##### Data for the task

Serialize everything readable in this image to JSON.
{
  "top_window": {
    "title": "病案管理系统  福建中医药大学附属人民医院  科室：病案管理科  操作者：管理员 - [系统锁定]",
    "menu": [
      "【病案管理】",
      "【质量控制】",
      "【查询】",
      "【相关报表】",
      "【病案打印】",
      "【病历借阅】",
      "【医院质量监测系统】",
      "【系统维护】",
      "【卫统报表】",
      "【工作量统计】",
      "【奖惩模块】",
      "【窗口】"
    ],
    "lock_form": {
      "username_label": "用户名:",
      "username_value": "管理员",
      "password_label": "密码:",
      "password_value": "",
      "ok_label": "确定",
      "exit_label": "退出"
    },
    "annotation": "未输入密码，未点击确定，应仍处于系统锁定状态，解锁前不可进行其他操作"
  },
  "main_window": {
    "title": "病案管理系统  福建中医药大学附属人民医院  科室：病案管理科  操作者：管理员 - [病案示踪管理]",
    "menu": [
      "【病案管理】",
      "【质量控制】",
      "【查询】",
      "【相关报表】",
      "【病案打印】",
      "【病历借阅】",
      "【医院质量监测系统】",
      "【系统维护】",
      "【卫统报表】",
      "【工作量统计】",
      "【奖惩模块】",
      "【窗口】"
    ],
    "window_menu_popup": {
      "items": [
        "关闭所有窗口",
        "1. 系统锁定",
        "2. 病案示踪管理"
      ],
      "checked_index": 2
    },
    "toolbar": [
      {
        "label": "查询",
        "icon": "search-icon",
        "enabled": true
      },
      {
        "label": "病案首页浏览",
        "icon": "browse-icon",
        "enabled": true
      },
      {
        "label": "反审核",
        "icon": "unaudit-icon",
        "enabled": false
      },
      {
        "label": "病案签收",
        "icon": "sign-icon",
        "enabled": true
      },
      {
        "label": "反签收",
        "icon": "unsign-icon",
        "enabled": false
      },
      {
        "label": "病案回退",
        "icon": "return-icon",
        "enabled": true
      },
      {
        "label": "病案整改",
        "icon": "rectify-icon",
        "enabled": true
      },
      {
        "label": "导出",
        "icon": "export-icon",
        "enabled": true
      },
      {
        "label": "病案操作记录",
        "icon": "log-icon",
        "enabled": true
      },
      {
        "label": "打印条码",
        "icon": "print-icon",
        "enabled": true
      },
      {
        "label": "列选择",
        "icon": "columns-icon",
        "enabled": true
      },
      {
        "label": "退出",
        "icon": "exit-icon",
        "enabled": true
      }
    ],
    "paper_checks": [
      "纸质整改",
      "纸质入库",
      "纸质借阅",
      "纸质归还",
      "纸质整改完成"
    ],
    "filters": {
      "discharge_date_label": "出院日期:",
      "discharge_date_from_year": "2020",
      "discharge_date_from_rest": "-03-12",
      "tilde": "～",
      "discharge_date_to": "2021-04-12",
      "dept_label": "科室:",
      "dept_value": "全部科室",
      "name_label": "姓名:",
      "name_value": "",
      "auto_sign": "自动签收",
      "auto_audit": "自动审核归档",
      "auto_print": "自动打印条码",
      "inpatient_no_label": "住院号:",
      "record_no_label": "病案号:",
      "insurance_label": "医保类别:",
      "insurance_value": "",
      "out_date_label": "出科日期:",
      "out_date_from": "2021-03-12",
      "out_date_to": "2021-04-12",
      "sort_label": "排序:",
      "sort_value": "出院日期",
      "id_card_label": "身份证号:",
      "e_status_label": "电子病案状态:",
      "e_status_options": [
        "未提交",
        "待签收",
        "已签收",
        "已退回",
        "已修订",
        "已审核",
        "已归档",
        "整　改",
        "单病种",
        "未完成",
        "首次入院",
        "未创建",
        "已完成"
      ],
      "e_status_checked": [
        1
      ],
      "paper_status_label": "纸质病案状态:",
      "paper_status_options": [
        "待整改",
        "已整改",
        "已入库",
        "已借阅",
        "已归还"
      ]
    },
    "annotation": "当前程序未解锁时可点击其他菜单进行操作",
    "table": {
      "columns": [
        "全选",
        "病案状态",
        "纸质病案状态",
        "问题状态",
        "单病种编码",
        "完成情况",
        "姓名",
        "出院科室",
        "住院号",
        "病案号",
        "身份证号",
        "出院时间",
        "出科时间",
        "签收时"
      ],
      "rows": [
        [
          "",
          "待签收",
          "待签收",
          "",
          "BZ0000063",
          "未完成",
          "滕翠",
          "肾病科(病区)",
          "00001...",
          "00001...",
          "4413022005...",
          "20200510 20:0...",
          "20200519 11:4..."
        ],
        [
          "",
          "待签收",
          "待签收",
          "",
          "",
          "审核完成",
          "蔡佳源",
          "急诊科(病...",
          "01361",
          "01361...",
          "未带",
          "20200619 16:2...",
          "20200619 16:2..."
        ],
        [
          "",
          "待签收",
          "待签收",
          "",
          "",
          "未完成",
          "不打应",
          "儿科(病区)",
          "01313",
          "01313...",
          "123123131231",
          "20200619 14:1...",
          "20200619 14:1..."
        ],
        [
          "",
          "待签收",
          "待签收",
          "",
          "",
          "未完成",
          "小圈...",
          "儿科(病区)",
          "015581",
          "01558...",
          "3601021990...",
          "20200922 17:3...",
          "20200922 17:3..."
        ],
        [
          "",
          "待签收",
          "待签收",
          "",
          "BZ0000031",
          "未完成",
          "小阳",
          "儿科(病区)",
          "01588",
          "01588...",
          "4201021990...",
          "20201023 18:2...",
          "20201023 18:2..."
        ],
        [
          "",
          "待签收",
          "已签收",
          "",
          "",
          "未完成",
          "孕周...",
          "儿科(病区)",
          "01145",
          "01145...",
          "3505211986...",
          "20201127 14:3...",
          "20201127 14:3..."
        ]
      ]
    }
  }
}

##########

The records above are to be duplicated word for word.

* Answer area *
Serialize everything readable in this image to JSON.
{
  "top_window": {
    "title": "病案管理系统  福建中医药大学附属人民医院  科室：病案管理科  操作者：管理员 - [系统锁定]",
    "menu": [
      "【病案管理】",
      "【质量控制】",
      "【查询】",
      "【相关报表】",
      "【病案打印】",
      "【病历借阅】",
      "【医院质量监测系统】",
      "【系统维护】",
      "【卫统报表】",
      "【工作量统计】",
      "【奖惩模块】",
      "【窗口】"
    ],
    "lock_form": {
      "username_label": "用户名:",
      "username_value": "管理员",
      "password_label": "密码:",
      "password_value": "",
      "ok_label": "确定",
      "exit_label": "退出"
    },
    "annotation": "未输入密码，未点击确定，应仍处于系统锁定状态，解锁前不可进行其他操作"
  },
  "main_window": {
    "title": "病案管理系统  福建中医药大学附属人民医院  科室：病案管理科  操作者：管理员 - [病案示踪管理]",
    "menu": [
      "【病案管理】",
      "【质量控制】",
      "【查询】",
      "【相关报表】",
      "【病案打印】",
      "【病历借阅】",
      "【医院质量监测系统】",
      "【系统维护】",
      "【卫统报表】",
      "【工作量统计】",
      "【奖惩模块】",
      "【窗口】"
    ],
    "window_menu_popup": {
      "items": [
        "关闭所有窗口",
        "1. 系统锁定",
        "2. 病案示踪管理"
      ],
      "checked_index": 2
    },
    "toolbar": [
      {
        "label": "查询",
        "icon": "search-icon",
        "enabled": true
      },
      {
        "label": "病案首页浏览",
        "icon": "browse-icon",
        "enabled": true
      },
      {
        "label": "反审核",
        "icon": "unaudit-icon",
        "enabled": false
      },
      {
        "label": "病案签收",
        "icon": "sign-icon",
        "enabled": true
      },
      {
        "label": "反签收",
        "icon": "unsign-icon",
        "enabled": false
      },
      {
        "label": "病案回退",
        "icon": "return-icon",
        "enabled": true
      },
      {
        "label": "病案整改",
        "icon": "rectify-icon",
        "enabled": true
      },
      {
        "label": "导出",
        "icon": "export-icon",
        "enabled": true
      },
      {
        "label": "病案操作记录",
        "icon": "log-icon",
        "enabled": true
      },
      {
        "label": "打印条码",
        "icon": "print-icon",
        "enabled": true
      },
      {
        "label": "列选择",
        "icon": "columns-icon",
        "enabled": true
      },
      {
        "label": "退出",
        "icon": "exit-icon",
        "enabled": true
      }
    ],
    "paper_checks": [
      "纸质整改",
      "纸质入库",
      "纸质借阅",
      "纸质归还",
      "纸质整改完成"
    ],
    "filters": {
      "discharge_date_label": "出院日期:",
      "discharge_date_from_year": "2020",
      "discharge_date_from_rest": "-03-12",
      "tilde": "～",
      "discharge_date_to": "2021-04-12",
      "dept_label": "科室:",
      "dept_value": "全部科室",
      "name_label": "姓名:",
      "name_value": "",
      "auto_sign": "自动签收",
      "auto_audit": "自动审核归档",
      "auto_print": "自动打印条码",
      "inpatient_no_label": "住院号:",
      "record_no_label": "病案号:",
      "insurance_label": "医保类别:",
      "insurance_value": "",
      "out_date_label": "出科日期:",
      "out_date_from": "2021-03-12",
      "out_date_to": "2021-04-12",
      "sort_label": "排序:",
      "sort_value": "出院日期",
      "id_card_label": "身份证号:",
      "e_status_label": "电子病案状态:",
      "e_status_options": [
        "未提交",
        "待签收",
        "已签收",
        "已退回",
        "已修订",
        "已审核",
        "已归档",
        "整　改",
        "单病种",
        "未完成",
        "首次入院",
        "未创建",
        "已完成"
      ],
      "e_status_checked": [
        1
      ],
      "paper_status_label": "纸质病案状态:",
      "paper_status_options": [
        "待整改",
        "已整改",
        "已入库",
        "已借阅",
        "已归还"
      ]
    },
    "annotation": "当前程序未解锁时可点击其他菜单进行操作",
    "table": {
      "columns": [
        "全选",
        "病案状态",
        "纸质病案状态",
        "问题状态",
        "单病种编码",
        "完成情况",
        "姓名",
        "出院科室",
        "住院号",
        "病案号",
        "身份证号",
        "出院时间",
        "出科时间",
        "签收时"
      ],
      "rows": [
        [
          "",
          "待签收",
          "待签收",
          "",
          "BZ0000063",
          "未完成",
          "滕翠",
          "肾病科(病区)",
          "00001...",
          "00001...",
          "4413022005...",
          "20200510 20:0...",
          "20200519 11:4..."
        ],
        [
          "",
          "待签收",
          "待签收",
          "",
          "",
          "审核完成",
          "蔡佳源",
          "急诊科(病...",
          "01361",
          "01361...",
          "未带",
          "20200619 16:2...",
          "20200619 16:2..."
        ],
        [
          "",
          "待签收",
          "待签收",
          "",
          "",
          "未完成",
          "不打应",
          "儿科(病区)",
          "01313",
          "01313...",
          "123123131231",
          "20200619 14:1...",
          "20200619 14:1..."
        ],
        [
          "",
          "待签收",
          "待签收",
          "",
          "",
          "未完成",
          "小圈...",
          "儿科(病区)",
          "015581",
          "01558...",
          "3601021990...",
          "20200922 17:3...",
          "20200922 17:3..."
        ],
        [
          "",
          "待签收",
          "待签收",
          "",
          "BZ0000031",
          "未完成",
          "小阳",
          "儿科(病区)",
          "01588",
          "01588...",
          "4201021990...",
          "20201023 18:2...",
          "20201023 18:2..."
        ],
        [
          "",
          "待签收",
          "已签收",
          "",
          "",
          "未完成",
          "孕周...",
          "儿科(病区)",
          "01145",
          "01145...",
          "3505211986...",
          "20201127 14:3...",
          "20201127 14:3..."
        ]
      ]
    }
  }
}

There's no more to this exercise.